Geophysical Imaging For Contaminated Site Characterization
The analysis and management of groundwater flow problems often involve the prediction of fluid flow and/or contaminant migration patterns. These phenomena, however, are strongly influenced by the heterogeneity of the hydrogeological properties of the soil. The purpose of this project is to derive joint geophysical-hydrogeological procedures for the characterization of subsurface flow parameters. The first part of this study presents a formal stochastic approach for the integration of surface seismic data and well data into the identification of the spatial arrangement- location, geometry, and interconnectedness of lithofacies. Towards this goal, the lithology of the subsurface is represented through a random indicator function whose spatial structure is identified from seismic reflection data and well logs. Seismic interval velocities and measures of their uncertainties are computed from normal moveout corrections to the seismic reflection data. Calibration curves constructed from the well logs transform these velocity estimates into a lithology indicator prior probability field. From the well data and the prior probability field, the indicator covariance function and its associated confidence limits are computed. Neighboring lithology logs and the indicator covariance function are then combined to update the indicator probability field. To illustrate the applicability of the proposed characterization procedure, a semi-synthetic case study- based on the Fremont study area near the city of Fremont, California- is performed.

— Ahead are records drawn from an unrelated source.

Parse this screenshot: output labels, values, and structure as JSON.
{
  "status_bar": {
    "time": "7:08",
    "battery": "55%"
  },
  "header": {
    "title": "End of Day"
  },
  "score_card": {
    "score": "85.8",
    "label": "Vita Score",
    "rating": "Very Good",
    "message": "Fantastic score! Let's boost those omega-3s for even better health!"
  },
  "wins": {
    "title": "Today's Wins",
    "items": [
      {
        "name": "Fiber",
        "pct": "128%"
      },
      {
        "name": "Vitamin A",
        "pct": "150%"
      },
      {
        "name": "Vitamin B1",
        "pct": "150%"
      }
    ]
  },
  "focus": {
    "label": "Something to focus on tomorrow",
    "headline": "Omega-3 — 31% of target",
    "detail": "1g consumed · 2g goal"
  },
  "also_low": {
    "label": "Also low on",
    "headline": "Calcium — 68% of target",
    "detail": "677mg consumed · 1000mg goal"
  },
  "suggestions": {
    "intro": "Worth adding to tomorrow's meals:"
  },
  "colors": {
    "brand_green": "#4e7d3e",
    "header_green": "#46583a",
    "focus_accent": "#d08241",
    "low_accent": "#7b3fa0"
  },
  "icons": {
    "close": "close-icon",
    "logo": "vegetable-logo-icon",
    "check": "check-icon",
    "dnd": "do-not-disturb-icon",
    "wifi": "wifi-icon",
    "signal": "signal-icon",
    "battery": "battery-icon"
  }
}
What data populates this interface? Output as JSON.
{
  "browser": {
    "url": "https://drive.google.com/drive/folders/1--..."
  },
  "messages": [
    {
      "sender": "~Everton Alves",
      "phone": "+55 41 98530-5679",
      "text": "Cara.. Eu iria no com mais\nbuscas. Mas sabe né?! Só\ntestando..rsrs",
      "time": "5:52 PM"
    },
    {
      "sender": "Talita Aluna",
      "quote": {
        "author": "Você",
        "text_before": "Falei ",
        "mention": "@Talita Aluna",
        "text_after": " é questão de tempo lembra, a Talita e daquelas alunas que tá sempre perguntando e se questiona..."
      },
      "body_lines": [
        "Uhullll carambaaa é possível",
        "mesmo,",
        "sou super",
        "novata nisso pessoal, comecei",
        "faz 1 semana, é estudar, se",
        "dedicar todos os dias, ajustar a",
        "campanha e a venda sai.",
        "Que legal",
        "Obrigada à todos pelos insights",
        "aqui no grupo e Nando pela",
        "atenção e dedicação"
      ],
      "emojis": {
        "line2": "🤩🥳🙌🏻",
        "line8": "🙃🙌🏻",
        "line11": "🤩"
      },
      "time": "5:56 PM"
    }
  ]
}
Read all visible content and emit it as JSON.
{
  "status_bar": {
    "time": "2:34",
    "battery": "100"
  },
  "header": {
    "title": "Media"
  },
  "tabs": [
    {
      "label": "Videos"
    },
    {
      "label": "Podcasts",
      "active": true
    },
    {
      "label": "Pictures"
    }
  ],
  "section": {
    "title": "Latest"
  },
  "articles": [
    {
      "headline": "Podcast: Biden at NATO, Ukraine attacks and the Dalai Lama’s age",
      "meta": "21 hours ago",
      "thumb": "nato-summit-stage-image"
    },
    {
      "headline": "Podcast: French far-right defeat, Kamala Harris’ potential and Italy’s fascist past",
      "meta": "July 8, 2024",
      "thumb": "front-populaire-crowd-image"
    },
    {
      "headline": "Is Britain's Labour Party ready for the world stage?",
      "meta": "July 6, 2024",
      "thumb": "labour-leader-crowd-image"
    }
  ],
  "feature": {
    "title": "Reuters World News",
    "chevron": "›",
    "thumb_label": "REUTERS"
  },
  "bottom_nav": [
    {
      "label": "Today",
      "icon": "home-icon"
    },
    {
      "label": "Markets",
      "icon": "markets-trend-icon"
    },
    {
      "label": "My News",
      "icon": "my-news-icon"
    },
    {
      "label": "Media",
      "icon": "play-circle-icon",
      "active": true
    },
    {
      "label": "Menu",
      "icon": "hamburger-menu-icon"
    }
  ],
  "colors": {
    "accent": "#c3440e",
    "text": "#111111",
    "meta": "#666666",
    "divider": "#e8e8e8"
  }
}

In the second part of this study, a Bayesian method is developed to estimate the spatial distribution of the permeability. In addition to sparsely sampled permeability and pressure data, the proposed approach incorporates densely sampled seismic velocity data along with semi-empirical relationships between seismic velocity, permeability and pressure. A hydrological inversion is first performed, based solely on the permeability and pressure data. In light of the available seismic data, the velocity-permeability-pressure relationships are then used to update, in a Bayesian sense, the image of the permeability field. To demonstrate the usefulness of this approach, synthetic case studies are performed. For further validation, the proposed methodology is applied to real data collected at Kesterson Reservoir, California. These studies demonstrate that by joining seismic data and hydrological data into a common inverse procedure, improved permeability images can be reproduced.